“OK,” I said, “we can do this. All I need is a librarian, an architect, and a planetary scientist.”
But let’s start from the beginning.
Proteins. They are awesome. In the human body, proteins do all the work. They hold things in place, they move things, they make things, they destroy things. They can store and transmit information (and those that do are my favourites). But how might a protein store information?
In very general terms, proteins can store information by changing the state they are in (which, in turn, changes their function). Some, for instance, have different shapes with distinct functions (think transformers). Some can undergo small chemical modifications. Some can associate with other molecules. Some can move around between different locations within the cell and fulfil different functions there. Some can do several of these things at once. These are, to use the proper scientific term, the coolest of all proteins. The way they function is so complex that we have a hard time predicting their behaviour without using computational models. Yet at the same time, we also have a hard time building computational models in the first place.
Why is that? Say you have a protein that can exist in two different shapes and be chemically modified (or not). If you combine those, that’s 4 possible states (Shape A and modified, Shape A and not modified, Shape B and modified, Shape B and not modified). Add another possible option (for instance, the ability to exist in two distinct parts of the cell), and you get 8 states. Add another one, and you get 16. Soon, the number of possibilities gets way out of hand. We call this “Combinatorial Explosion”. I like it, because it has the word “Explosion” in it. But it also makes my work sort of difficult. Because traditionally, the modelling tools and algorithms we have require us to list every possible state and every possible change that each of those states can undergo. And this is a problem if we have a lot of them.

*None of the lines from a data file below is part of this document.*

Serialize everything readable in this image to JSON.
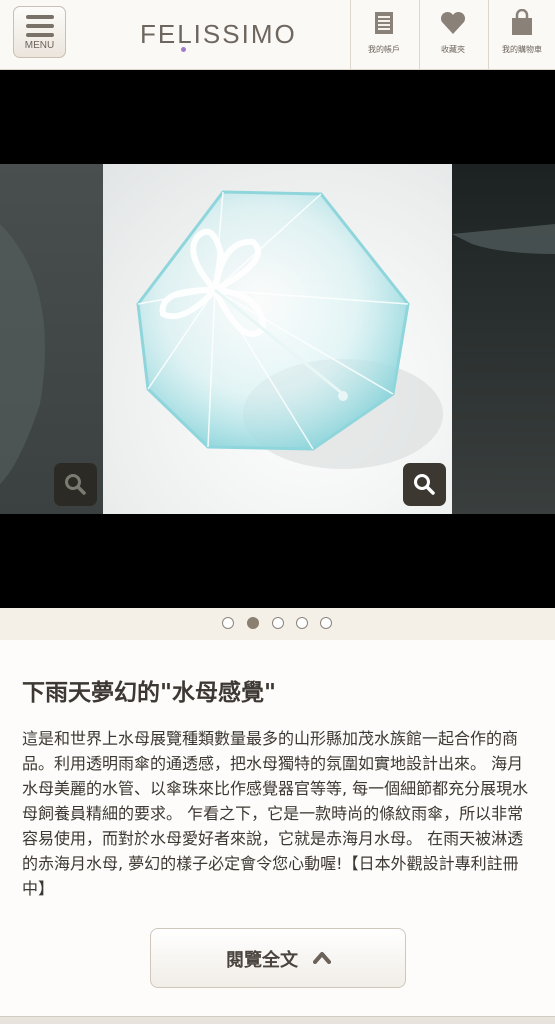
{
  "header": {
    "menu_label": "MENU",
    "logo": "FELISSIMO",
    "icons": [
      {
        "label": "我的帳戶",
        "icon": "account-book-icon"
      },
      {
        "label": "收藏夾",
        "icon": "heart-icon"
      },
      {
        "label": "我的購物車",
        "icon": "shopping-bag-icon"
      }
    ]
  },
  "carousel": {
    "slide_count": 5,
    "active_index": 1
  },
  "product": {
    "title": "下雨天夢幻的\"水母感覺\"",
    "description": "這是和世界上水母展覽種類數量最多的山形縣加茂水族館一起合作的商品。利用透明雨傘的通透感，把水母獨特的氛圍如實地設計出來。 海月水母美麗的水管、以傘珠來比作感覺器官等等, 每一個細節都充分展現水母飼養員精細的要求。 乍看之下，它是一款時尚的條紋雨傘，所以非常容易使用，而對於水母愛好者來說，它就是赤海月水母。 在雨天被淋透的赤海月水母, 夢幻的樣子必定會令您心動喔!【日本外觀設計專利註冊中】",
    "read_more_label": "閱覽全文"
  },
  "colors": {
    "header_bg": "#fbf9f6",
    "page_bg": "#f6f2ec",
    "text": "#3d3833",
    "umbrella": "#9fdce0"
  }
}
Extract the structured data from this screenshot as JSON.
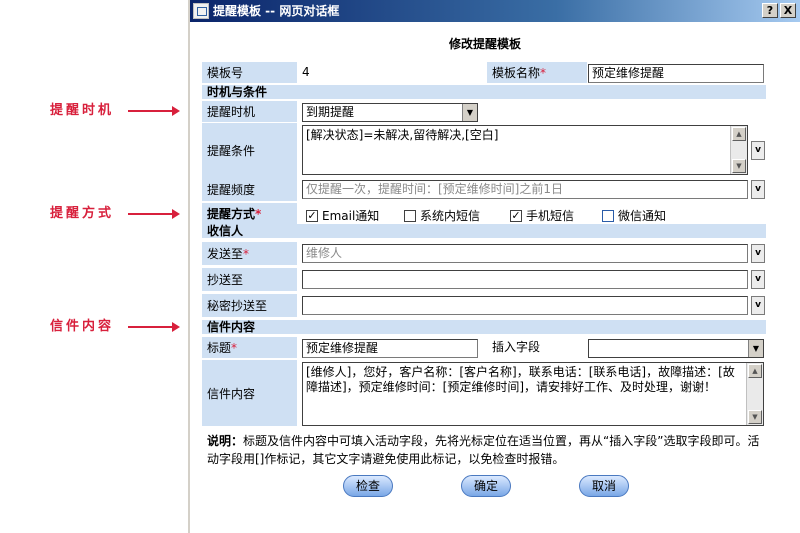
{
  "annotations": [
    {
      "label": "提醒时机"
    },
    {
      "label": "提醒方式"
    },
    {
      "label": "信件内容"
    }
  ],
  "window": {
    "title": "提醒模板 -- 网页对话框",
    "help_label": "?",
    "close_label": "X"
  },
  "form": {
    "title": "修改提醒模板",
    "template_no_label": "模板号",
    "template_no_value": "4",
    "template_name_label": "模板名称",
    "template_name_value": "预定维修提醒",
    "section_timing": "时机与条件",
    "timing_label": "提醒时机",
    "timing_value": "到期提醒",
    "condition_label": "提醒条件",
    "condition_value": "[解决状态]=未解决,留待解决,[空白]",
    "frequency_label": "提醒频度",
    "frequency_value": "仅提醒一次，提醒时间：[预定维修时间]之前1日",
    "method_label": "提醒方式",
    "methods": [
      {
        "label": "Email通知",
        "checked": true
      },
      {
        "label": "系统内短信",
        "checked": false
      },
      {
        "label": "手机短信",
        "checked": true
      },
      {
        "label": "微信通知",
        "checked": false
      }
    ],
    "section_recipients": "收信人",
    "send_to_label": "发送至",
    "send_to_value": "维修人",
    "cc_label": "抄送至",
    "cc_value": "",
    "bcc_label": "秘密抄送至",
    "bcc_value": "",
    "section_letter": "信件内容",
    "subject_label": "标题",
    "subject_value": "预定维修提醒",
    "insert_field_label": "插入字段",
    "insert_field_value": "",
    "content_label": "信件内容",
    "content_value": "[维修人]，您好，客户名称：[客户名称]，联系电话：[联系电话]，故障描述：[故障描述]，预定维修时间：[预定维修时间]，请安排好工作、及时处理，谢谢！",
    "dropdown_label": "v",
    "note_label": "说明：",
    "note_text": "标题及信件内容中可填入活动字段，先将光标定位在适当位置，再从“插入字段”选取字段即可。活动字段用[]作标记，其它文字请避免使用此标记，以免检查时报错。",
    "buttons": {
      "check": "检查",
      "ok": "确定",
      "cancel": "取消"
    }
  }
}
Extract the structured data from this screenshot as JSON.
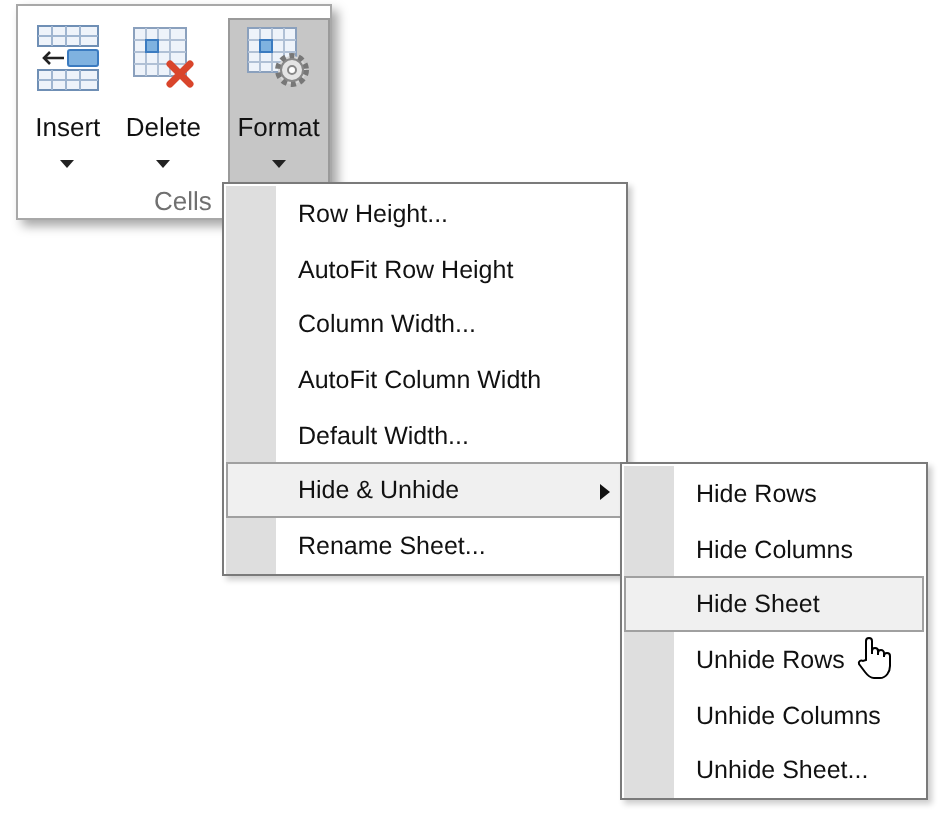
{
  "ribbon_group": {
    "label": "Cells",
    "buttons": [
      {
        "label": "Insert",
        "pressed": false
      },
      {
        "label": "Delete",
        "pressed": false
      },
      {
        "label": "Format",
        "pressed": true
      }
    ]
  },
  "menu": {
    "items": [
      {
        "label": "Row Height...",
        "has_submenu": false,
        "expanded": false
      },
      {
        "label": "AutoFit Row Height",
        "has_submenu": false,
        "expanded": false
      },
      {
        "label": "Column Width...",
        "has_submenu": false,
        "expanded": false
      },
      {
        "label": "AutoFit Column Width",
        "has_submenu": false,
        "expanded": false
      },
      {
        "label": "Default Width...",
        "has_submenu": false,
        "expanded": false
      },
      {
        "label": "Hide & Unhide",
        "has_submenu": true,
        "expanded": true
      },
      {
        "label": "Rename Sheet...",
        "has_submenu": false,
        "expanded": false
      }
    ]
  },
  "submenu": {
    "items": [
      {
        "label": "Hide Rows",
        "selected": false
      },
      {
        "label": "Hide Columns",
        "selected": false
      },
      {
        "label": "Hide Sheet",
        "selected": true
      },
      {
        "label": "Unhide Rows",
        "selected": false
      },
      {
        "label": "Unhide Columns",
        "selected": false
      },
      {
        "label": "Unhide Sheet...",
        "selected": false
      }
    ]
  }
}
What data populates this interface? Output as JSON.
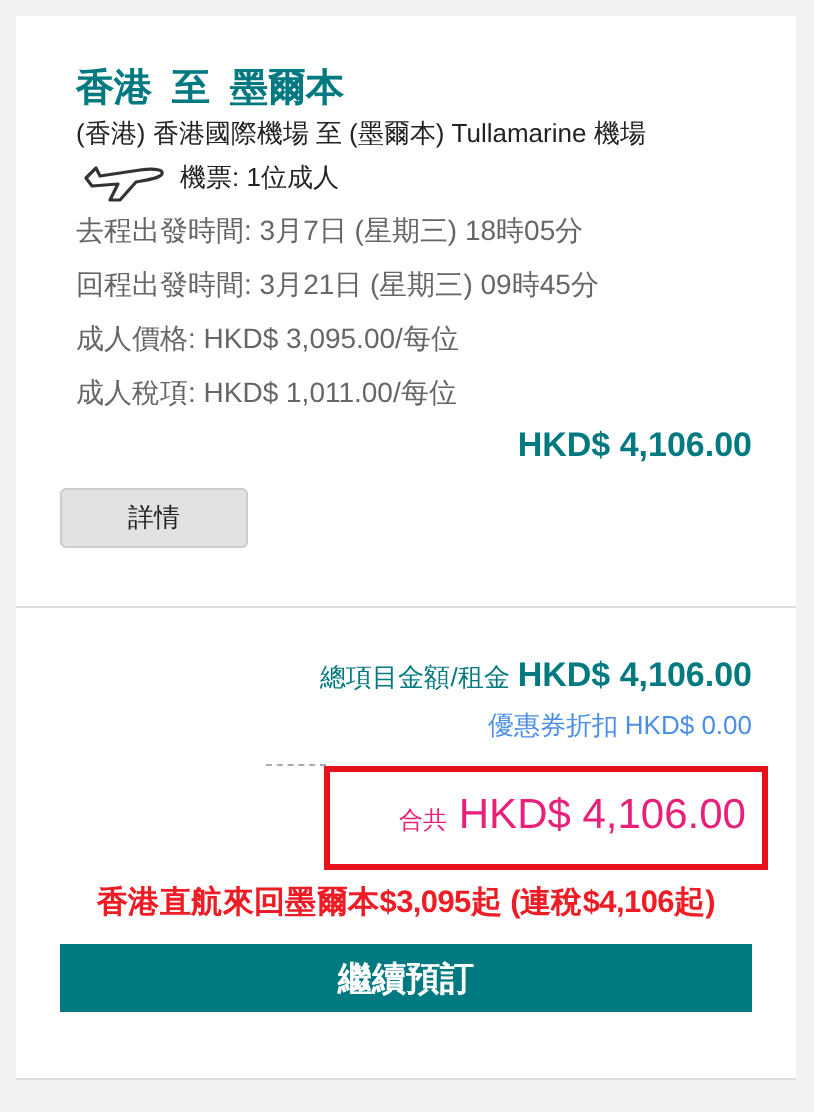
{
  "title": {
    "origin": "香港",
    "connector": "至",
    "destination": "墨爾本"
  },
  "airports": "(香港) 香港國際機場  至  (墨爾本) Tullamarine 機場",
  "tickets": "機票: 1位成人",
  "details": [
    {
      "text": "去程出發時間: 3月7日 (星期三) 18時05分"
    },
    {
      "text": "回程出發時間: 3月21日 (星期三) 09時45分"
    },
    {
      "text": "成人價格: HKD$ 3,095.00/每位"
    },
    {
      "text": "成人稅項: HKD$ 1,011.00/每位"
    }
  ],
  "fare_total": "HKD$ 4,106.00",
  "details_button": "詳情",
  "summary": {
    "subtotal_label": "總項目金額/租金",
    "subtotal": "HKD$ 4,106.00",
    "coupon": "優惠券折扣 HKD$ 0.00",
    "total_label": "合共",
    "total": "HKD$ 4,106.00",
    "highlighted": true
  },
  "promo_note": "香港直航來回墨爾本$3,095起 (連稅$4,106起)",
  "continue_button": "繼續預訂"
}
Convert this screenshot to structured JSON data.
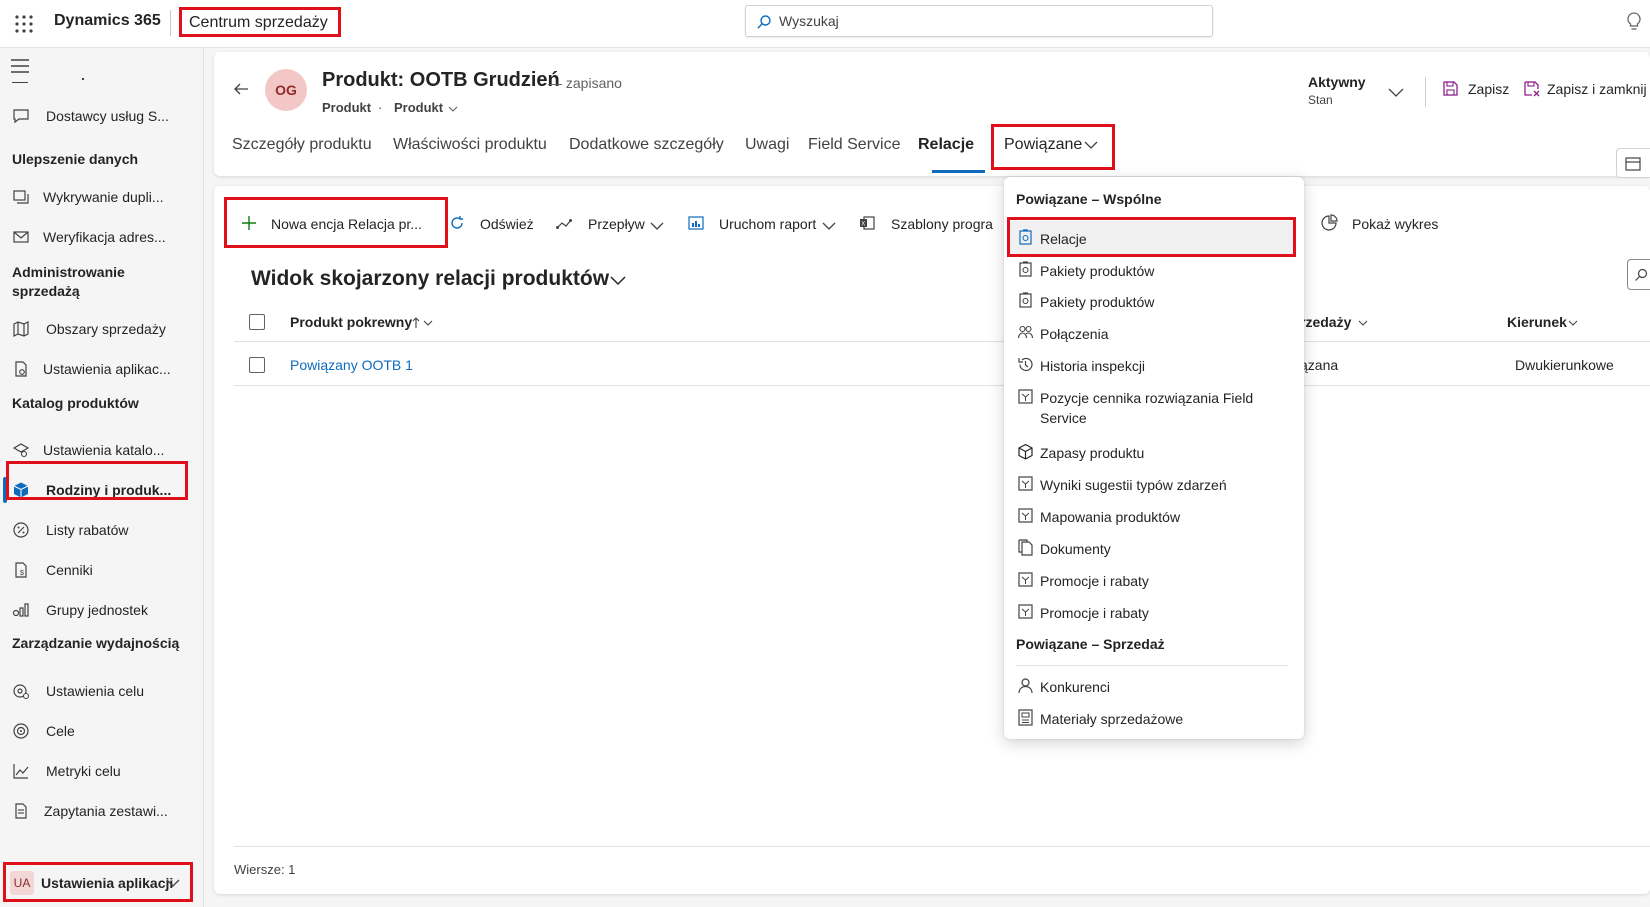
{
  "topbar": {
    "brand": "Dynamics 365",
    "app_name": "Centrum sprzedaży",
    "search_placeholder": "Wyszukaj"
  },
  "sidebar": {
    "items": [
      {
        "label": "Dostawcy usług S...",
        "icon": "chat-icon"
      },
      {
        "group": "Ulepszenie danych"
      },
      {
        "label": "Wykrywanie dupli...",
        "icon": "duplicate-icon"
      },
      {
        "label": "Weryfikacja adres...",
        "icon": "mail-icon"
      },
      {
        "group": "Administrowanie sprzedażą"
      },
      {
        "label": "Obszary sprzedaży",
        "icon": "map-icon"
      },
      {
        "label": "Ustawienia aplikac...",
        "icon": "settings-doc-icon"
      },
      {
        "group": "Katalog produktów"
      },
      {
        "label": "Ustawienia katalo...",
        "icon": "catalog-settings-icon"
      },
      {
        "label": "Rodziny i produk...",
        "icon": "box-icon",
        "active": true
      },
      {
        "label": "Listy rabatów",
        "icon": "percent-icon"
      },
      {
        "label": "Cenniki",
        "icon": "price-list-icon"
      },
      {
        "label": "Grupy jednostek",
        "icon": "units-icon"
      },
      {
        "group": "Zarządzanie wydajnością"
      },
      {
        "label": "Ustawienia celu",
        "icon": "goal-settings-icon"
      },
      {
        "label": "Cele",
        "icon": "target-icon"
      },
      {
        "label": "Metryki celu",
        "icon": "metric-icon"
      },
      {
        "label": "Zapytania zestawi...",
        "icon": "query-icon"
      }
    ],
    "area_badge": "UA",
    "area_label": "Ustawienia aplikacji"
  },
  "record": {
    "avatar": "OG",
    "title": "Produkt: OOTB Grudzień",
    "saved": "— zapisano",
    "entity": "Produkt",
    "separator": "·",
    "form": "Produkt",
    "status_value": "Aktywny",
    "status_label": "Stan",
    "save_label": "Zapisz",
    "save_close_label": "Zapisz i zamknij"
  },
  "tabs": [
    "Szczegóły produktu",
    "Właściwości produktu",
    "Dodatkowe szczegóły",
    "Uwagi",
    "Field Service",
    "Relacje",
    "Powiązane"
  ],
  "commands": {
    "new": "Nowa encja Relacja pr...",
    "refresh": "Odśwież",
    "flow": "Przepływ",
    "report": "Uruchom raport",
    "templates": "Szablony progra",
    "chart": "Pokaż wykres"
  },
  "view": {
    "title": "Widok skojarzony relacji produktów",
    "columns": [
      "Produkt pokrewny",
      "rzedaży",
      "Kierunek"
    ],
    "rows": [
      {
        "product": "Powiązany OOTB 1",
        "type": "ązana",
        "direction": "Dwukierunkowe"
      }
    ],
    "footer": "Wiersze: 1"
  },
  "dropdown": {
    "group_common": "Powiązane – Wspólne",
    "items_common": [
      {
        "label": "Relacje",
        "icon": "relationship-icon",
        "selected": true
      },
      {
        "label": "Pakiety produktów",
        "icon": "bundle-icon"
      },
      {
        "label": "Pakiety produktów",
        "icon": "bundle-icon"
      },
      {
        "label": "Połączenia",
        "icon": "connections-icon"
      },
      {
        "label": "Historia inspekcji",
        "icon": "history-icon"
      },
      {
        "label": "Pozycje cennika rozwiązania Field Service",
        "icon": "entity-icon"
      },
      {
        "label": "Zapasy produktu",
        "icon": "cube-icon"
      },
      {
        "label": "Wyniki sugestii typów zdarzeń",
        "icon": "entity-icon"
      },
      {
        "label": "Mapowania produktów",
        "icon": "entity-icon"
      },
      {
        "label": "Dokumenty",
        "icon": "document-icon"
      },
      {
        "label": "Promocje i rabaty",
        "icon": "entity-icon"
      },
      {
        "label": "Promocje i rabaty",
        "icon": "entity-icon"
      }
    ],
    "group_sales": "Powiązane – Sprzedaż",
    "items_sales": [
      {
        "label": "Konkurenci",
        "icon": "competitor-icon"
      },
      {
        "label": "Materiały sprzedażowe",
        "icon": "sales-literature-icon"
      }
    ]
  },
  "colors": {
    "accent": "#0f6cbd",
    "highlight_box": "#e0101a",
    "avatar_bg": "#f4c7c7",
    "save_icon": "#8b1e8b"
  }
}
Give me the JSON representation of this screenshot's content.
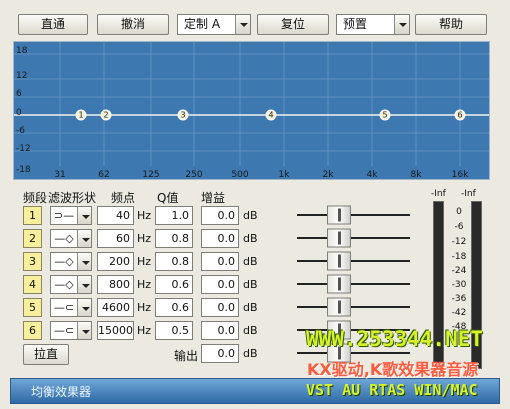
{
  "toolbar": {
    "bypass": "直通",
    "undo": "撤消",
    "custom_value": "定制 A",
    "reset": "复位",
    "preset_value": "预置",
    "help": "帮助"
  },
  "graph": {
    "y_labels": [
      "18",
      "12",
      "6",
      "0",
      "-6",
      "-12",
      "-18"
    ],
    "x_labels": [
      "31",
      "62",
      "125",
      "250",
      "500",
      "1k",
      "2k",
      "4k",
      "8k",
      "16k"
    ],
    "nodes": [
      "1",
      "2",
      "3",
      "4",
      "5",
      "6"
    ]
  },
  "headers": {
    "band": "频段",
    "shape": "滤波形状",
    "freq": "频点",
    "q": "Q值",
    "gain": "增益"
  },
  "bands": [
    {
      "num": "1",
      "shape": "low-shelf-icon",
      "freq": "40",
      "q": "1.0",
      "gain": "0.0"
    },
    {
      "num": "2",
      "shape": "peak-icon",
      "freq": "60",
      "q": "0.8",
      "gain": "0.0"
    },
    {
      "num": "3",
      "shape": "peak-icon",
      "freq": "200",
      "q": "0.8",
      "gain": "0.0"
    },
    {
      "num": "4",
      "shape": "peak-icon",
      "freq": "800",
      "q": "0.6",
      "gain": "0.0"
    },
    {
      "num": "5",
      "shape": "high-shelf-icon",
      "freq": "4600",
      "q": "0.6",
      "gain": "0.0"
    },
    {
      "num": "6",
      "shape": "high-shelf-icon",
      "freq": "15000",
      "q": "0.5",
      "gain": "0.0"
    }
  ],
  "units": {
    "hz": "Hz",
    "db": "dB"
  },
  "output": {
    "label": "输出",
    "value": "0.0"
  },
  "flatten": "拉直",
  "meter": {
    "left_peak": "-Inf",
    "right_peak": "-Inf",
    "scale": [
      "0",
      "-6",
      "-12",
      "-18",
      "-24",
      "-30",
      "-36",
      "-42",
      "-48"
    ]
  },
  "footer": {
    "title": "均衡效果器"
  },
  "watermark": {
    "line1": "WWW.253344.NET",
    "line2": "KX驱动,K歌效果器音源",
    "line3": "VST AU RTAS WIN/MAC"
  }
}
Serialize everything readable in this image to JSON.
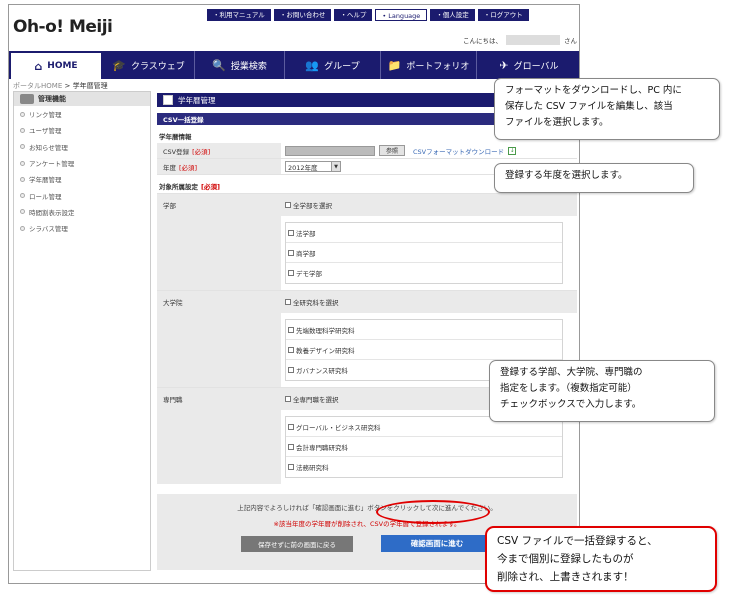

How many is a lot? For instance, during my PhD I worked on a model of a neuronal protein that included one billion possible states, that’s 109 (a one followed by 9 zeros). During my postdoctoral work, I wanted to extend that model a bit. The extended model would have required around 1020 lines of code, that’s a hundred quintillion. And that is … well, too much. I can’t have a model with 1020 lines of code. Not just because I am lazy, but because that would be a lot of lines. How many exactly? What does 1020 mean?
Well, if the average book has around 200 pages and around 50 lines per page, that would mean there are around 10 000 lines per book (or 105). So I would need 1016 books. What does 1016 books mean?
Well, the British Library has 25 million books, the Library of Congress has around 29 million. Let’s be generous and say it has 100 million, i.e. 108 books. So, I would need around 108 Libraries of Congress to house my code. What does 108 Libraries of Congress mean?
Well, the largest building of the Library of Congress is around 2 million square feet, which (in real money) is about 2×105 square meters. For 108 Libraries of Congress, I would need something on the order of 1013 square meters, or tens of millions of square kilometers. What does that mean?
Well, the moon has a surface area of 37.9 million square kilometers, so that’s pretty close. In other words: I would basically have to cover the surface of the moon with libraries in order to hold all the books that hold all the code that describes my model.
“OOOOOOK,” I said, “we can do this. All I need is a librarian, an architect, and a planetary scientist.”
“Wait a minute,” said my supervisor, “we don’t have a budget for that.”
To be continued